I wasn’t going to write this column unless John Kerry wins next Tuesday. Now I realize it’s better to say it all now before we know who wins the election.
I have one plea to conservatives. If the Democrats do manage to squeak through next week, I have one request: Let’s let this guy govern. I know it’s going to be tempting to scream foul or to start making fun of his daughters or to put under the microscope whether John Kerry really was in Cambodia for Christmas 1968.
But let’s at least give him the chance to pull the country together.
American democracy has been taking a beating lately. Looking at the emotions running loose now, you begin to understand why democracy doesn’t always work in other countries.
The mistake about democracy is to believe that the only thing that matters is the majority rules. That isn’t true. Majority rule is only half the story and probably not the most important part. What is more important is that the losers are willing to accept the verdict.
For the last four years the Democrats have come perilously close to defying this principle. They have never accepted the legitimacy of George Bush’s victory in 2000, even though it’s written right there in the Constitution. From that point it’s been easy to proceed to the premise that we wouldn’t be in Iraq and maybe the terrorists wouldn’t have even attacked at all if George Bush hadn’t been President. The result is the state of unreality the Democrats inhabit today.
If the Democrats lose again this time, I think they’re going to go over the cliff. There are elements of the Democratic Party that are so self-righteous that I doubt they’ll be able to function as a minority party. They’ll go extracurricular, stonewalling court nominations, disrupting Congress, parading in the streets and taking “direct actions” to try to accomplish what they can’t win in the voting booth.
Unfortunately, the worst thing that could happen is for the Republicans to turn into a mirror of that party. We had a lot of this during the Clinton era. The demonizing of Bill and Hillary Clinton, the snooping around in their sex lives — I was never very happy with any of that. Granted Bill Clinton was a libertine, but I don’t think anybody can withstand too much scrutiny of their personal life.
The fact remains that the country was reasonably well governed during the Clinton era. We balanced the budget, passed welfare reform, and created a good deal of economic prosperity. The things that we didn’t do right — ignoring the terrorist threat, allowing nuclear proliferation — were part and parcel of the deal and have now been corrected. Altogether, though, divided government isn’t that bad. Even if Kerry wins, the Republicans will still control Congress, so it won’t be a complete disaster.
There’s one more thing that makes a reasonable acceptance of the will of the majority well advised. Kerry is going to lose his electoral base faster than any President in history. At least half his constituency thinks that once he wins we’ll be out of Iraq in three months. This isn’t going to happen. When all the electoral balloons have floated away, Kerry will face the same dilemma George Bush now faces — a hostile Middle East, an indifferent Europe, a fragile democracy in Iraq, and a world where rogue nations are acquiring nuclear weapons as fast as possible.

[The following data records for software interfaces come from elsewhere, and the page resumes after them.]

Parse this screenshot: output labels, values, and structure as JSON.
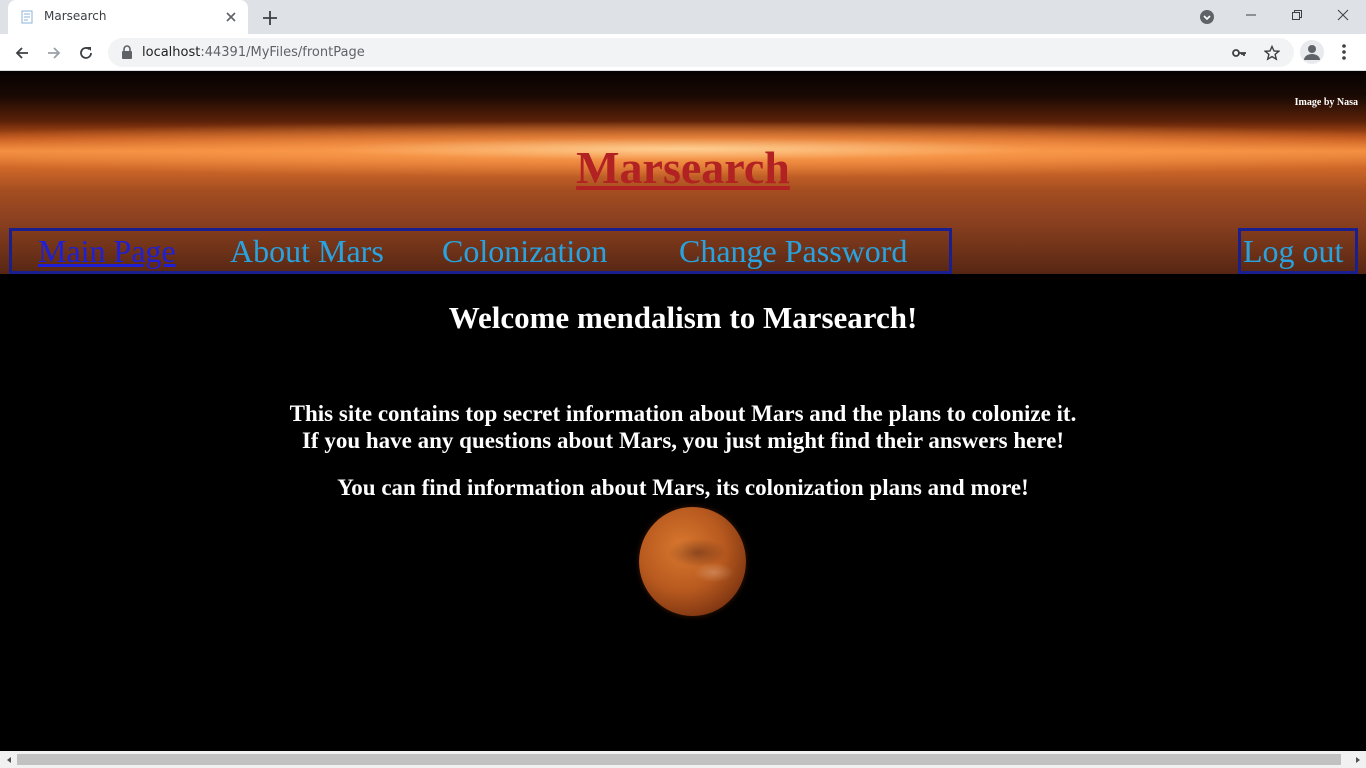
{
  "browser": {
    "tab_title": "Marsearch",
    "url_host": "localhost",
    "url_path": ":44391/MyFiles/frontPage"
  },
  "page": {
    "image_credit": "Image by Nasa",
    "site_title": "Marsearch",
    "nav": {
      "main_page": "Main Page",
      "about_mars": "About Mars",
      "colonization": "Colonization",
      "change_password": "Change Password",
      "log_out": "Log out"
    },
    "welcome": "Welcome mendalism to Marsearch!",
    "intro_line1": "This site contains top secret information about Mars and the plans to colonize it.",
    "intro_line2": "If you have any questions about Mars, you just might find their answers here!",
    "intro_line3": "You can find information about Mars, its colonization plans and more!"
  },
  "colors": {
    "title": "#b22222",
    "nav_link": "#29a3e0",
    "nav_active": "#1f1fd6",
    "nav_border": "#1a1f8f",
    "background": "#000000"
  }
}
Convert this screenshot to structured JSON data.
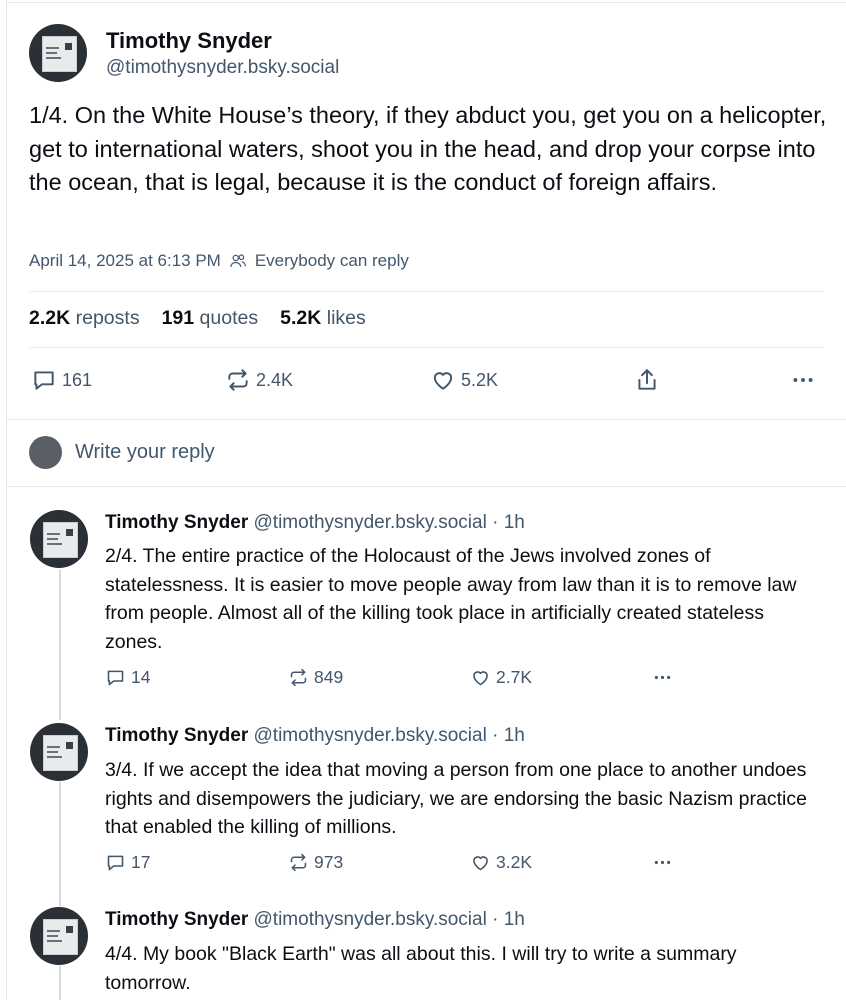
{
  "main_post": {
    "author_name": "Timothy Snyder",
    "author_handle": "@timothysnyder.bsky.social",
    "text": "1/4. On the White House’s theory, if they abduct you, get you on a helicopter, get to international waters, shoot you in the head, and drop your corpse into the ocean, that is legal, because it is the conduct of foreign affairs.",
    "timestamp": "April 14, 2025 at 6:13 PM",
    "reply_setting": "Everybody can reply",
    "stats": {
      "reposts_count": "2.2K",
      "reposts_label": "reposts",
      "quotes_count": "191",
      "quotes_label": "quotes",
      "likes_count": "5.2K",
      "likes_label": "likes"
    },
    "actions": {
      "replies": "161",
      "reposts": "2.4K",
      "likes": "5.2K"
    }
  },
  "reply_box": {
    "placeholder": "Write your reply"
  },
  "thread": [
    {
      "author_name": "Timothy Snyder",
      "author_handle": "@timothysnyder.bsky.social · 1h",
      "text": "2/4. The entire practice of the Holocaust of the Jews involved zones of statelessness. It is easier to move people away from law than it is to remove law from people. Almost all of the killing took place in artificially created stateless zones.",
      "replies": "14",
      "reposts": "849",
      "likes": "2.7K"
    },
    {
      "author_name": "Timothy Snyder",
      "author_handle": "@timothysnyder.bsky.social · 1h",
      "text": "3/4. If we accept the idea that moving a person from one place to another undoes rights and disempowers the judiciary, we are endorsing the basic Nazism practice that enabled the killing of millions.",
      "replies": "17",
      "reposts": "973",
      "likes": "3.2K"
    },
    {
      "author_name": "Timothy Snyder",
      "author_handle": "@timothysnyder.bsky.social · 1h",
      "text": "4/4. My book \"Black Earth\" was all about this. I will try to write a summary tomorrow."
    }
  ],
  "icons": {
    "reply": "speech-bubble-icon",
    "repost": "repost-arrows-icon",
    "like": "heart-icon",
    "share": "share-icon",
    "more": "ellipsis-icon",
    "audience": "people-icon"
  },
  "colors": {
    "text": "#0b0f14",
    "muted": "#42576c",
    "divider": "#e6e8eb",
    "thread_line": "#d4d9de"
  }
}
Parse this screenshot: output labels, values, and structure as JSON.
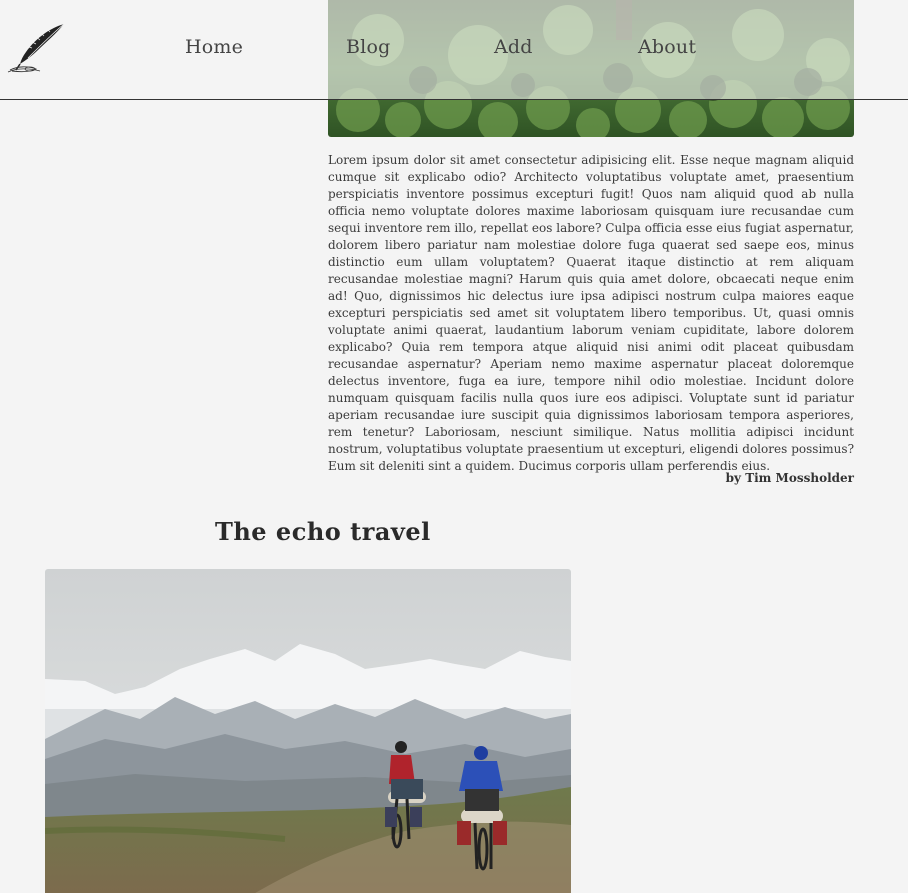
{
  "nav": {
    "home": "Home",
    "blog": "Blog",
    "add": "Add",
    "about": "About",
    "logo_icon": "quill-pen-icon"
  },
  "article": {
    "image_icon": "forest-photo",
    "body": "Lorem ipsum dolor sit amet consectetur adipisicing elit. Esse neque magnam aliquid cumque sit explicabo odio? Architecto voluptatibus voluptate amet, praesentium perspiciatis inventore possimus excepturi fugit! Quos nam aliquid quod ab nulla officia nemo voluptate dolores maxime laboriosam quisquam iure recusandae cum sequi inventore rem illo, repellat eos labore? Culpa officia esse eius fugiat aspernatur, dolorem libero pariatur nam molestiae dolore fuga quaerat sed saepe eos, minus distinctio eum ullam voluptatem? Quaerat itaque distinctio at rem aliquam recusandae molestiae magni? Harum quis quia amet dolore, obcaecati neque enim ad! Quo, dignissimos hic delectus iure ipsa adipisci nostrum culpa maiores eaque excepturi perspiciatis sed amet sit voluptatem libero temporibus. Ut, quasi omnis voluptate animi quaerat, laudantium laborum veniam cupiditate, labore dolorem explicabo? Quia rem tempora atque aliquid nisi animi odit placeat quibusdam recusandae aspernatur? Aperiam nemo maxime aspernatur placeat doloremque delectus inventore, fuga ea iure, tempore nihil odio molestiae. Incidunt dolore numquam quisquam facilis nulla quos iure eos adipisci. Voluptate sunt id pariatur aperiam recusandae iure suscipit quia dignissimos laboriosam tempora asperiores, rem tenetur? Laboriosam, nesciunt similique. Natus mollitia adipisci incidunt nostrum, voluptatibus voluptate praesentium ut excepturi, eligendi dolores possimus? Eum sit deleniti sint a quidem. Ducimus corporis ullam perferendis eius.",
    "author": "by Tim Mossholder"
  },
  "post": {
    "title": "The echo travel",
    "image_icon": "mountain-cyclists-photo"
  },
  "colors": {
    "background": "#f4f4f4",
    "text": "#333333",
    "nav_border": "#333333"
  }
}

Kerry is not Jimmy Carter — a Dogpatch simpleton who thinks he can fool the world by grinning. (He does have a vice president who fits the description, but that’s another story.) Kerry has enough aristocratic starch in him that he may be able to stand up for his country if it becomes necessary.
It will become necessary. After six months in office, Kerry will be seeking asylum from the pacifist loonies that surround him. At this point, the Republicans will be in a position to accommodate him. They can then co-govern, exactly as they did with Bill Clinton.
But all this will be possible only if we don’t first destroy the Presidency in the process of choosing one. For the sake of the Republic, what Republicans should exercise now is a little intelligent self-restraint.